We should not be surprised that the fossil fuel industry is now attacking research that supports the view that unconventional gasfields and fracking leads to massive unaccounted for fugitive emissions of methane gas. (http://www.smh.com.au/environment/report-on-gasfield-leaks-is-premature-says-industry-20121118-29ka2.html)
We need only to look at the deliberate campaign of misinformation waged for years now by the fossil fuel industry over climate science. Once again rather than respond to the science of impacts in a responsible way, their response is attack, counterclaim, dissembling propaganda and finally resort to simply spreading doubt in the general population once they have resoundingly lost on the science.
In the past two weeks we have seen all of this replayed in relation to independent university researchers uncovering evidence of fugitive methane emissions in gasfields.

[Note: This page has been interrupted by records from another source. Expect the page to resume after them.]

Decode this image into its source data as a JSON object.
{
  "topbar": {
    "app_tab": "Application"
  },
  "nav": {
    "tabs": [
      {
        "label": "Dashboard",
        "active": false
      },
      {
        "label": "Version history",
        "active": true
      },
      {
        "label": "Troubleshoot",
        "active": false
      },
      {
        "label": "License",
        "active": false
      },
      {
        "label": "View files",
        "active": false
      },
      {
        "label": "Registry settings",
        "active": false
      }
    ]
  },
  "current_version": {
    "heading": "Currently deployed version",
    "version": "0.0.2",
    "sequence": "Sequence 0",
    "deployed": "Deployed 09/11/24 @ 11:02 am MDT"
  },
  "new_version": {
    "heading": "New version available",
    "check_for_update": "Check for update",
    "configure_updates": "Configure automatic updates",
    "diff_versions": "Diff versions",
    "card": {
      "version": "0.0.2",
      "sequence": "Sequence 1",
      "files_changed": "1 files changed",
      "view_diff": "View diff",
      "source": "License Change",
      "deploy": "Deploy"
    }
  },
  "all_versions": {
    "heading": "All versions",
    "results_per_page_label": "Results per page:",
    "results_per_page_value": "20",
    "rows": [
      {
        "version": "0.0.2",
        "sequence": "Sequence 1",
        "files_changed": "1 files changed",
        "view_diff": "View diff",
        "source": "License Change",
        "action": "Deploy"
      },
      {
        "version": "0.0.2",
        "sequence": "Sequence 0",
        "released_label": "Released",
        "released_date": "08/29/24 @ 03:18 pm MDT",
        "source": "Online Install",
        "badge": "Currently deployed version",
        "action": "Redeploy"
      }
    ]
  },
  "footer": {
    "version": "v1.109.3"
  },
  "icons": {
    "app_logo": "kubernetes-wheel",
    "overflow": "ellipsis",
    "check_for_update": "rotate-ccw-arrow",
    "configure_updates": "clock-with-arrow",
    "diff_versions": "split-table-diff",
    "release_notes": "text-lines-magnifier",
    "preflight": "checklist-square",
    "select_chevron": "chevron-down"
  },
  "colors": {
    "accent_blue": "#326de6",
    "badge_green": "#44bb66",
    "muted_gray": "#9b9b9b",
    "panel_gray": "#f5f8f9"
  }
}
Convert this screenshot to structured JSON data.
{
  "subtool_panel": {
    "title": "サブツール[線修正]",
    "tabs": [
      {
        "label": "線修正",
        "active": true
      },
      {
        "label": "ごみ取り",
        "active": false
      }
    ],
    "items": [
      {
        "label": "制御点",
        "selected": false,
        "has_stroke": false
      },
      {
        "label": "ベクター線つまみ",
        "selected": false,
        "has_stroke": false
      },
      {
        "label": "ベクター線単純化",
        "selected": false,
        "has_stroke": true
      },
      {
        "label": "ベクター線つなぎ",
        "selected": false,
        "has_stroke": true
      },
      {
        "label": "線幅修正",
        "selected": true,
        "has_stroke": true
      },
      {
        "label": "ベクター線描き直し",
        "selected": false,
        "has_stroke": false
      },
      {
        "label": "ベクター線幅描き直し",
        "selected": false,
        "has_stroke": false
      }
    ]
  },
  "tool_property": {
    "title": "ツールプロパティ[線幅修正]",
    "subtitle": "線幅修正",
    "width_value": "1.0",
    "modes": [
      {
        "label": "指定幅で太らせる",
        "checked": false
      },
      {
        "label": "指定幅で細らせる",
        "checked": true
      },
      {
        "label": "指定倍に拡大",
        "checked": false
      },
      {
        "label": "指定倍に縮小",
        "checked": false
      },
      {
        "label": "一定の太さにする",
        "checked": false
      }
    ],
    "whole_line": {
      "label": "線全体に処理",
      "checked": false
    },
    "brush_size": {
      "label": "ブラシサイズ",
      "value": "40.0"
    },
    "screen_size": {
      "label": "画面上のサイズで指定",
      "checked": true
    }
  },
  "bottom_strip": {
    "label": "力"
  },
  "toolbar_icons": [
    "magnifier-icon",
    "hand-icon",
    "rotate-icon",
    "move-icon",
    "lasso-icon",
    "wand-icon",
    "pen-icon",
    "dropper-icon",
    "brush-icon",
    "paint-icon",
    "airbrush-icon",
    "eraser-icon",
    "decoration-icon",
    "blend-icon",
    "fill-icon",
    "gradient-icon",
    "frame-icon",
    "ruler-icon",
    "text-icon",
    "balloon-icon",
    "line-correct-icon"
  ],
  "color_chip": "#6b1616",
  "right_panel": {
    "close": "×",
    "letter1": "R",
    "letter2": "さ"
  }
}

Even before they have seen or read the reports the industry attacks the scientists, and more recently we see the federal minister for fossil fuel apologism also attacking the findings without even reading it. (http://www.smh.com.au/environment/minister-slams-unscientific-report-on-gas-leak-20121120-29nj5.html)
Whilst so much of the world struggles to generate independent data to responsibly assess risk, we have an irresponsible industry with deep historic links in the political establishment continuing to insist on their right to risk our health, our agricultural industries, our groundwater and the planets survival for a few years of extractive profit taking. (http://independentsciencenews.org/health/risk-and-responsibility-farming-food-and-unconventional-gas-drilling/)
We also have governments across Australia ignoring massive public outrage and opposition, ignoring clear warning sign from responsible scientists to fast track this industry. This is a crisis of democracy. The people are not being listened to and the scientists are not being listened to, government is recklessly pursuing a sectional corporate agenda.
As Dr Gavin Mudd has observed recently, the lack of regulation of the CSG industry is similar to the prevailing conditions in the financial sector that led to the global financial crisis. (http://www.northernstar.com.au/news/lack-of-csg-rules-compares-with-sub-prime-disaster/1615559/) There is simply not enough known about this industry, what we do know is positively frightening and yet they are expanding apace.
Clearly our institutions of governance are failing in relation unconventional gas development. The scientific evidence continues to grow about what a dirty and dangerous industry this is, and public opposition is reaching historically record levels. In the only community to be given a popular vote on the issue of CSG mining, Lismore in northern NSW, an astounding 87% voted ‘No’ to the industry. Three days later the state government approved a nearby CSG production licenses. Make no mistake this is a failure of democracy, and a crisis of governance. Thankfully the wheels are beginning to fall of the cart as far as investment in unconventional gas is concerned. It appears the investment community is more awake to the risks of this industry than our governments are.
Aidan Ricketts 21/11/2102